By Philip Thornton, Economics Correspondent
26 July 2004
Money, as the Beatles observed, can't buy you love - but now it seems it does not even increase happiness, economists have found.
Happy people tended to become richer and were more likely to find love in a steady relationship - rather than the other way around.
A study of 8,000 people who were questioned repeatedly about their lives during the course of the 1990s found that even massive increases in wealth led to only minuscule increases in happiness.
People whose incomes doubled reported an increase of just 0.1 on a scale from one to 10. "It is more the case that happy people become richer than the other way round," the academics found.

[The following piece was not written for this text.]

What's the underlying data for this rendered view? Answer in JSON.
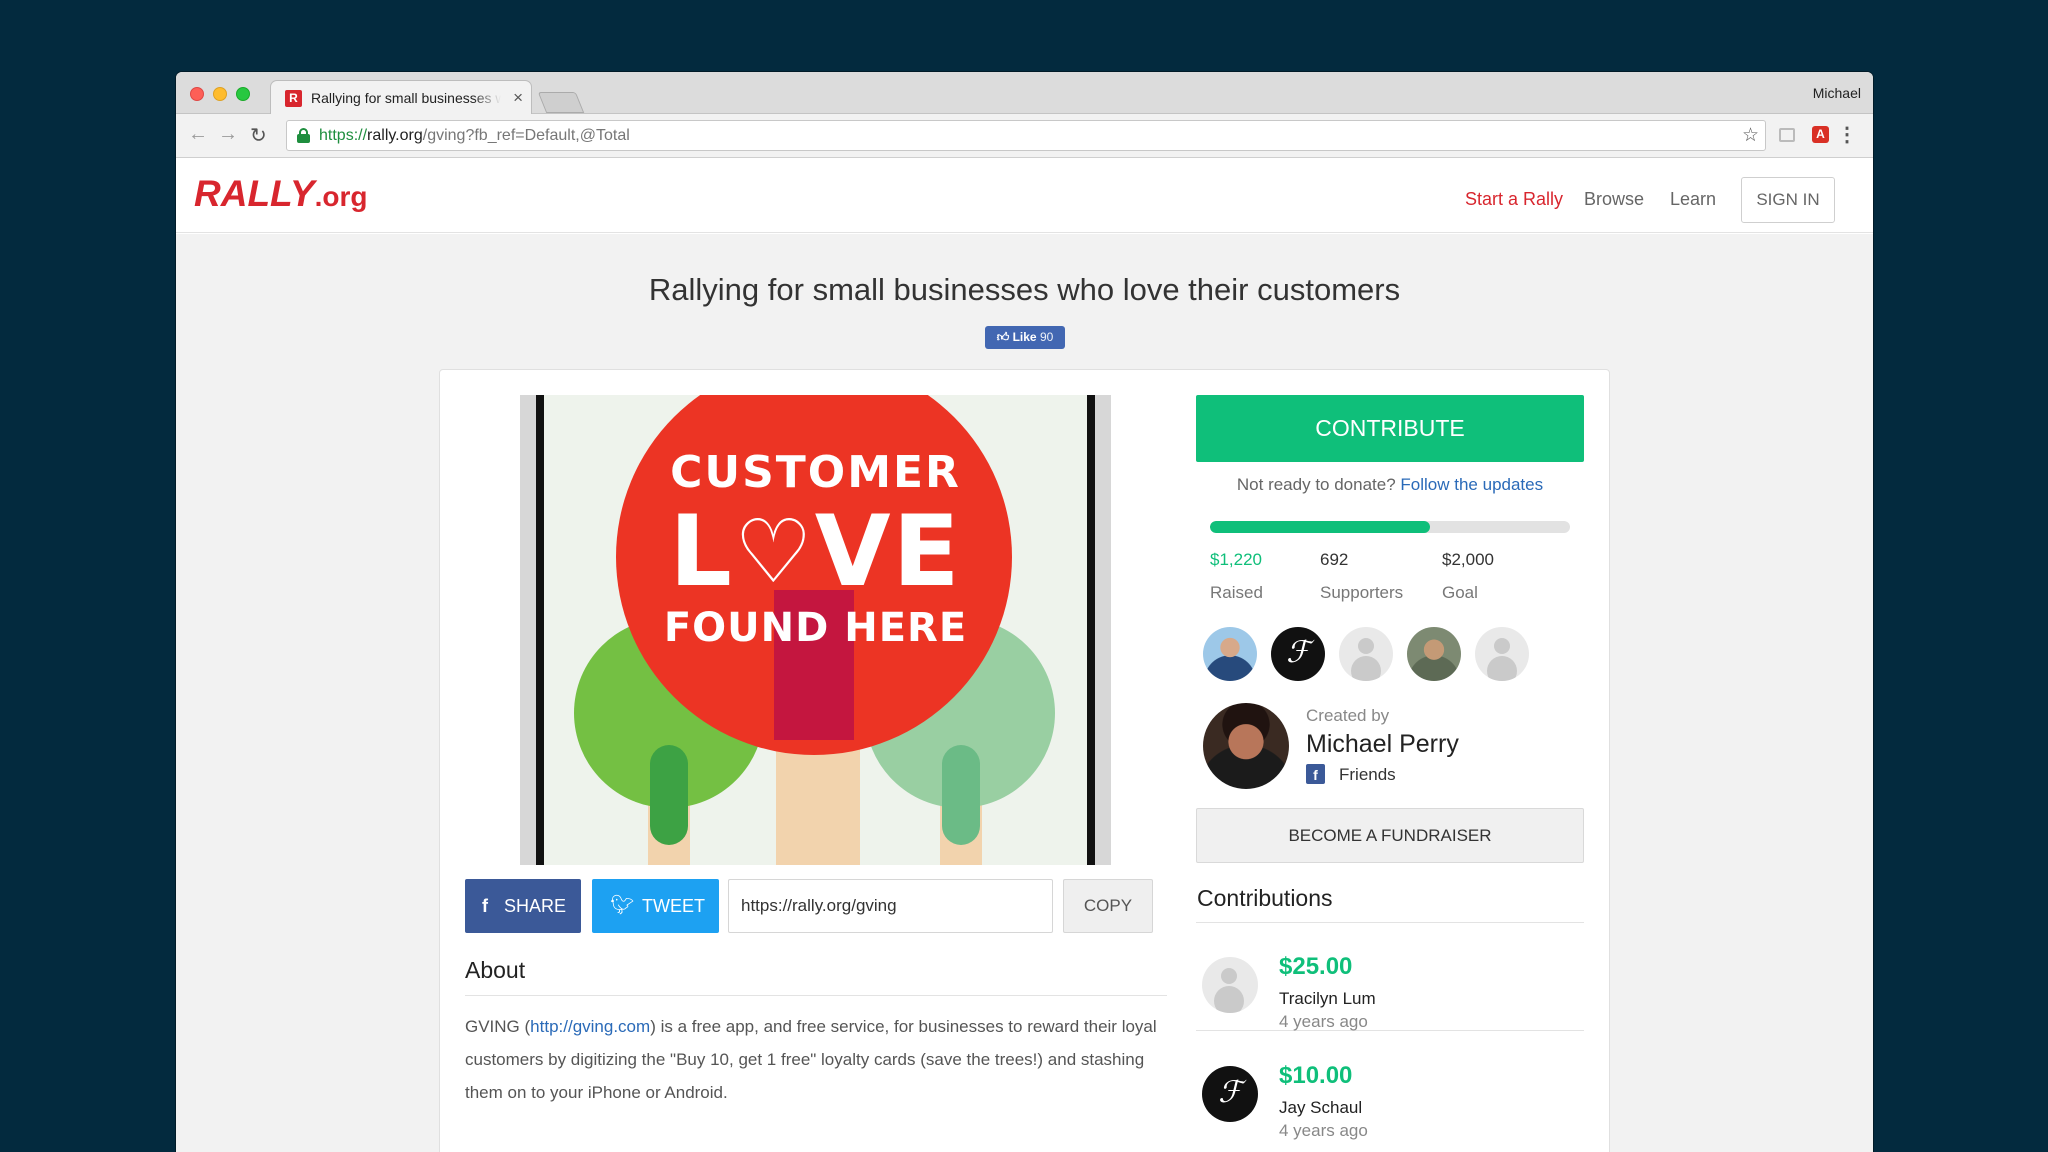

They said this meant that an individual would need an 800,000 per cent pay rise to gain even one notch up the happiness ladder.
"This in itself raises the question of why people expend so much effort on obtaining more income," they said. Their report is published today in the official journal of the UK's Royal Economics Society. They said they support theview that people get trapped on a treadmill chasing goals that cease to be satisfying once reached. "Is there perhaps more to individual choice than happiness?" ask the authors, Ada Ferrer-i-Carbonell of the University of Amsterdam and Paul Frijters of Australian National University
And while their research confirmed that people in steady relationships were happier - it was those who were by nature upbeat who were more likely to find a partner in the first place.
"It has been said that those with steady partners are happier, therefore steady partnerships make you happy," they said. "This neglects the real possibility that people with steady partners may have been happy before they found them and that it is indeed relatively happy people for whom it is easier to find steady partners."